══ DATASET

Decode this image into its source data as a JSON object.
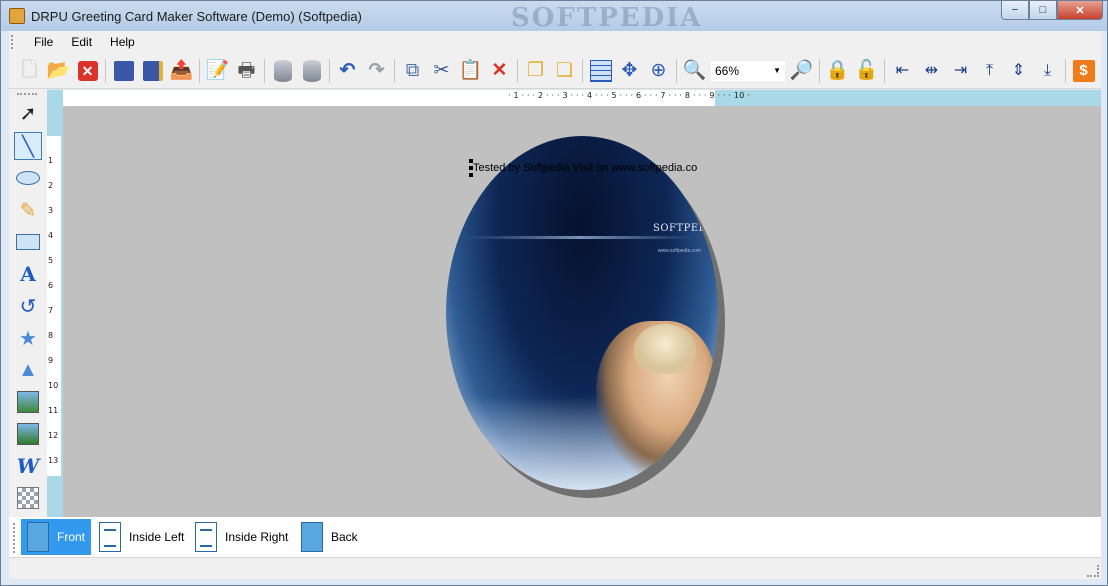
{
  "window": {
    "title": "DRPU Greeting Card Maker Software (Demo) (Softpedia)",
    "title_watermark": "SOFTPEDIA",
    "controls": {
      "minimize": "−",
      "maximize": "□",
      "close": "✕"
    }
  },
  "menu": {
    "items": [
      "File",
      "Edit",
      "Help"
    ]
  },
  "toolbar": {
    "zoom": {
      "value": "66%"
    },
    "icons": [
      "new-icon",
      "open-icon",
      "close-icon",
      "save-icon",
      "save-as-icon",
      "export-icon",
      "edit-icon",
      "print-icon",
      "database-add-icon",
      "database-icon",
      "undo-icon",
      "redo-icon",
      "copy-icon",
      "cut-icon",
      "paste-icon",
      "delete-icon",
      "bring-front-icon",
      "send-back-icon",
      "grid-icon",
      "fit-icon",
      "fit-page-icon",
      "zoom-in-icon",
      "zoom-out-icon",
      "lock-icon",
      "unlock-icon",
      "align-left-icon",
      "align-center-icon",
      "align-right-icon",
      "align-top-icon",
      "align-middle-icon",
      "align-bottom-icon",
      "buy-icon"
    ]
  },
  "palette": {
    "tools": [
      "select-tool-icon",
      "line-tool-icon",
      "ellipse-tool-icon",
      "pencil-tool-icon",
      "rectangle-tool-icon",
      "text-tool-icon",
      "curve-tool-icon",
      "star-tool-icon",
      "triangle-tool-icon",
      "image-tool-icon",
      "picture-library-icon",
      "wordart-tool-icon",
      "background-tool-icon"
    ],
    "active_tool": "line-tool-icon"
  },
  "rulers": {
    "horizontal": "· 1 · · · 2 · · · 3 · · · 4 · · · 5 · · · 6 · · · 7 · · · 8 · · · 9 · · · 10 ·",
    "vertical": [
      "1",
      "2",
      "3",
      "4",
      "5",
      "6",
      "7",
      "8",
      "9",
      "10",
      "11",
      "12",
      "13"
    ]
  },
  "card": {
    "text": "Tested by Softpedia Visit on www.softpedia.co",
    "brand": "SOFTPEDIA",
    "brand_sub": "www.softpedia.com"
  },
  "pages": {
    "tabs": [
      {
        "label": "Front",
        "active": true
      },
      {
        "label": "Inside Left",
        "active": false
      },
      {
        "label": "Inside Right",
        "active": false
      },
      {
        "label": "Back",
        "active": false
      }
    ]
  },
  "colors": {
    "accent": "#3399ee",
    "ruler": "#a9d8e6",
    "canvas": "#c0c0c0"
  }
}
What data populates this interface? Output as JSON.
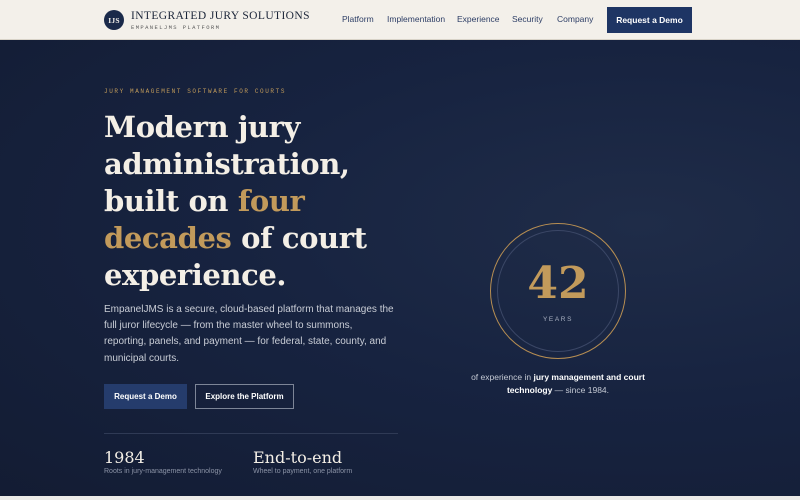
{
  "header": {
    "logo_initials": "IJS",
    "brand_name": "INTEGRATED JURY SOLUTIONS",
    "brand_tagline": "EMPANELJMS PLATFORM",
    "nav": [
      "Platform",
      "Implementation",
      "Experience",
      "Security",
      "Company"
    ],
    "cta_label": "Request a Demo"
  },
  "hero": {
    "eyebrow": "JURY MANAGEMENT SOFTWARE FOR COURTS",
    "headline": {
      "part1": "Modern jury administration, built on ",
      "highlight": "four decades",
      "part2": " of court experience."
    },
    "lead": "EmpanelJMS is a secure, cloud-based platform that manages the full juror lifecycle — from the master wheel to summons, reporting, panels, and payment — for federal, state, county, and municipal courts.",
    "primary_button": "Request a Demo",
    "secondary_button": "Explore the Platform",
    "stats": [
      {
        "value": "1984",
        "label": "Roots in jury-management technology"
      },
      {
        "value": "End-to-end",
        "label": "Wheel to payment, one platform"
      }
    ]
  },
  "badge": {
    "number": "42",
    "unit": "YEARS",
    "caption_pre": "of experience in ",
    "caption_bold": "jury management and court technology",
    "caption_post": " — since 1984."
  },
  "colors": {
    "navy": "#14203a",
    "gold": "#c29a5b",
    "header_bg": "#f3f0ea",
    "button": "#1e3564"
  }
}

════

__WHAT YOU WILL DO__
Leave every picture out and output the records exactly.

__RESPONSE BOX__
Decode this image into its source data as a JSON object.
{
  "window": {
    "title": "DRPU Greeting Card Maker Software (Demo) (Softpedia)",
    "title_watermark": "SOFTPEDIA",
    "controls": {
      "minimize": "−",
      "maximize": "□",
      "close": "✕"
    }
  },
  "menu": {
    "items": [
      "File",
      "Edit",
      "Help"
    ]
  },
  "toolbar": {
    "zoom": {
      "value": "66%"
    },
    "icons": [
      "new-icon",
      "open-icon",
      "close-icon",
      "save-icon",
      "save-as-icon",
      "export-icon",
      "edit-icon",
      "print-icon",
      "database-add-icon",
      "database-icon",
      "undo-icon",
      "redo-icon",
      "copy-icon",
      "cut-icon",
      "paste-icon",
      "delete-icon",
      "bring-front-icon",
      "send-back-icon",
      "grid-icon",
      "fit-icon",
      "fit-page-icon",
      "zoom-in-icon",
      "zoom-out-icon",
      "lock-icon",
      "unlock-icon",
      "align-left-icon",
      "align-center-icon",
      "align-right-icon",
      "align-top-icon",
      "align-middle-icon",
      "align-bottom-icon",
      "buy-icon"
    ]
  },
  "palette": {
    "tools": [
      "select-tool-icon",
      "line-tool-icon",
      "ellipse-tool-icon",
      "pencil-tool-icon",
      "rectangle-tool-icon",
      "text-tool-icon",
      "curve-tool-icon",
      "star-tool-icon",
      "triangle-tool-icon",
      "image-tool-icon",
      "picture-library-icon",
      "wordart-tool-icon",
      "background-tool-icon"
    ],
    "active_tool": "line-tool-icon"
  },
  "rulers": {
    "horizontal": "· 1 · · · 2 · · · 3 · · · 4 · · · 5 · · · 6 · · · 7 · · · 8 · · · 9 · · · 10 ·",
    "vertical": [
      "1",
      "2",
      "3",
      "4",
      "5",
      "6",
      "7",
      "8",
      "9",
      "10",
      "11",
      "12",
      "13"
    ]
  },
  "card": {
    "text": "Tested by Softpedia Visit on www.softpedia.co",
    "brand": "SOFTPEDIA",
    "brand_sub": "www.softpedia.com"
  },
  "pages": {
    "tabs": [
      {
        "label": "Front",
        "active": true
      },
      {
        "label": "Inside Left",
        "active": false
      },
      {
        "label": "Inside Right",
        "active": false
      },
      {
        "label": "Back",
        "active": false
      }
    ]
  },
  "colors": {
    "accent": "#3399ee",
    "ruler": "#a9d8e6",
    "canvas": "#c0c0c0"
  }
}
What data populates this interface? Output as JSON.
{
  "header": {
    "logo_initials": "IJS",
    "brand_name": "INTEGRATED JURY SOLUTIONS",
    "brand_tagline": "EMPANELJMS PLATFORM",
    "nav": [
      "Platform",
      "Implementation",
      "Experience",
      "Security",
      "Company"
    ],
    "cta_label": "Request a Demo"
  },
  "hero": {
    "eyebrow": "JURY MANAGEMENT SOFTWARE FOR COURTS",
    "headline": {
      "part1": "Modern jury administration, built on ",
      "highlight": "four decades",
      "part2": " of court experience."
    },
    "lead": "EmpanelJMS is a secure, cloud-based platform that manages the full juror lifecycle — from the master wheel to summons, reporting, panels, and payment — for federal, state, county, and municipal courts.",
    "primary_button": "Request a Demo",
    "secondary_button": "Explore the Platform",
    "stats": [
      {
        "value": "1984",
        "label": "Roots in jury-management technology"
      },
      {
        "value": "End-to-end",
        "label": "Wheel to payment, one platform"
      }
    ]
  },
  "badge": {
    "number": "42",
    "unit": "YEARS",
    "caption_pre": "of experience in ",
    "caption_bold": "jury management and court technology",
    "caption_post": " — since 1984."
  },
  "colors": {
    "navy": "#14203a",
    "gold": "#c29a5b",
    "header_bg": "#f3f0ea",
    "button": "#1e3564"
  }
}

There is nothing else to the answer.